Arrears of rent and service charges for the property the tenant is currently living in are included in the list of deductions that can be made from a Universal Credit payment.
If your tenant has accrued rent arrears to the value of two month’s rent or more, you can request a third party deduction to recover the rent arrears using the Request for a Managed Payment or Rent Arrears Deduction from.
The maximum rate at which deductions for rent arrears can be made is 20% of the Universal Credit standard amount.
The rate used will depend on the claimant’s circumstances. Only the claimant can request a change to the percentage rate by contacting Universal Credit.
9.1 How DWP will pay rent arrears deductions to the landlord
If approved, rent arrears deductions will be paid under the third party deduction (TPD) Scheme.
Once payments are set up on the third party payments system, you will normally receive payment every 28 days and will be 28 days in arrears.
The first payment is normally received within 6 weeks from the date deductions commence.

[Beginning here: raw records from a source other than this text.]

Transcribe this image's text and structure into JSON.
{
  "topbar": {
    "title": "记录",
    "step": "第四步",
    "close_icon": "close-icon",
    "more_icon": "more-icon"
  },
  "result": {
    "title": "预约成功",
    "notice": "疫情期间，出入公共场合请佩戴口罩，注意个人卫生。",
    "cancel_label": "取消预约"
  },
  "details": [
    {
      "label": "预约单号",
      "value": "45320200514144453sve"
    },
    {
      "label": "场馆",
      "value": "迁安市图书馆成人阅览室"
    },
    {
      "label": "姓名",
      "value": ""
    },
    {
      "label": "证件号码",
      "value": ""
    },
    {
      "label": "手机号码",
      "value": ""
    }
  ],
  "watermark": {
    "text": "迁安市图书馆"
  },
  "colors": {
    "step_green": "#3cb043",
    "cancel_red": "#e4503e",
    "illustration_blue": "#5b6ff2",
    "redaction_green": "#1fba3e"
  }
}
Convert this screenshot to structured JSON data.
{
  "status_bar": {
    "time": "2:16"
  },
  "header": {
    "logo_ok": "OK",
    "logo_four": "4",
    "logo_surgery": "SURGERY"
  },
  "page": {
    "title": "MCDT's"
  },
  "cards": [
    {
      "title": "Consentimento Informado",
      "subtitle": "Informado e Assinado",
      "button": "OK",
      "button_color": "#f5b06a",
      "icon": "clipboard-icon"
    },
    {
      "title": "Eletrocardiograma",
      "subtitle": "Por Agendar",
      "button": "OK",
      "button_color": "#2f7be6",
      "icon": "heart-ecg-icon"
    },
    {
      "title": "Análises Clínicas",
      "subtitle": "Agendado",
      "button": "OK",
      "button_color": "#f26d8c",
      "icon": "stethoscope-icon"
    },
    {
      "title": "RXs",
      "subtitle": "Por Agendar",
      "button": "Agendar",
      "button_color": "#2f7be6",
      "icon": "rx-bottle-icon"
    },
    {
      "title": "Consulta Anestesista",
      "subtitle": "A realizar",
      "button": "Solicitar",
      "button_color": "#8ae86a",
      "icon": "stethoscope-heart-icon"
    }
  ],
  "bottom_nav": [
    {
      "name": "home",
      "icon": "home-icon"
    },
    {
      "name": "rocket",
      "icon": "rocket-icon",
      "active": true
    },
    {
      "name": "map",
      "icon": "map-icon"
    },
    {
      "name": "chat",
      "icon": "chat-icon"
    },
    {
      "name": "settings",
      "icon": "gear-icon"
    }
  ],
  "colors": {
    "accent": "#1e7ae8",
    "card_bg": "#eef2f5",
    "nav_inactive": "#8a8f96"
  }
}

A Bank Automated Clearing System (BACS) payment will be paid into the bank account nominated by the landlord.
A third party payment schedule will be sent to you with a breakdown of rent arrears payments. Payment schedules are issued by post unless you are set up to receive electronic schedules.
For details of how to receive payment schedules, an information pack or further information about electronic schedules (EDI) e-mail: firstname.lastname@example.org
Get local information and advice by contacting your regional partner manager.
10. Budgeting support
10.1 Budgeting support available from DWP
Personal Budgeting Support can be offered to anyone claiming Universal Credit. Claimants needing help with monthly budgeting will be identified through conversations with their Universal Credit work coach or by others providing support.
Many claimants will be able to help themselves through the online budgeting support services that are already available via their Universal Credit account.
Universal Credit has made funding available to Local Authorities (LA) and partners to ensure that face to face budgeting support is available locally to help the most vulnerable.
All claimants who have need of an Alternative Payment Arrangement will be offered Personal Budgeting Support money advice.
Landlords should make themselves aware of the local Personal Budgeting Support money advice providers. The LA revenues and benefits team or DWP regional partnership manager can provide this information.
More information on budgeting support if you live in rented accommodation (or if you have tenants) can be found on the Money Advice Service website.
They have an online money manager support tool which provides free and impartial budgeting information and advice based on your (or your tenants’) personal circumstances.
11. Discretionary housing payments
Universal Credit claimants can contact their local authority and apply for a discretionary housing payment.
This payment gives the claimant additional financial support so that they can meet a rent shortfall or other housing costs. The decision on whether to award a discretionary housing payment rests with the local authority.
12. Specialist accommodation needs
12.1 Universal Credit and supported housing
Residents of supported exempt accommodation will have help with their housing costs provided separately to Universal Credit and will be able to continue to receive Housing Benefit in the short term.
DWP, working with DCLG are developing a localised top-up scheme to meet the needs of supported housing providers and their tenants from April 2019.
12.2 Universal Credit and temporary accommodation
Universal Credit live service claimants living in temporary accommodation are prevented from claiming Universal Credit in the live service areas by the legislative gateway and so will need to claim other benefits.
If a Universal Credit full service claimant is living in temporary accommodation they will receive the Universal Credit additional amount for housing costs based on the relevant Local Housing Allowance rates for the household size, including the shared accommodation rate for single people.
The list of jobcentre areas where Universal Credit is available to couples and families also provides details about where the full service is delivered.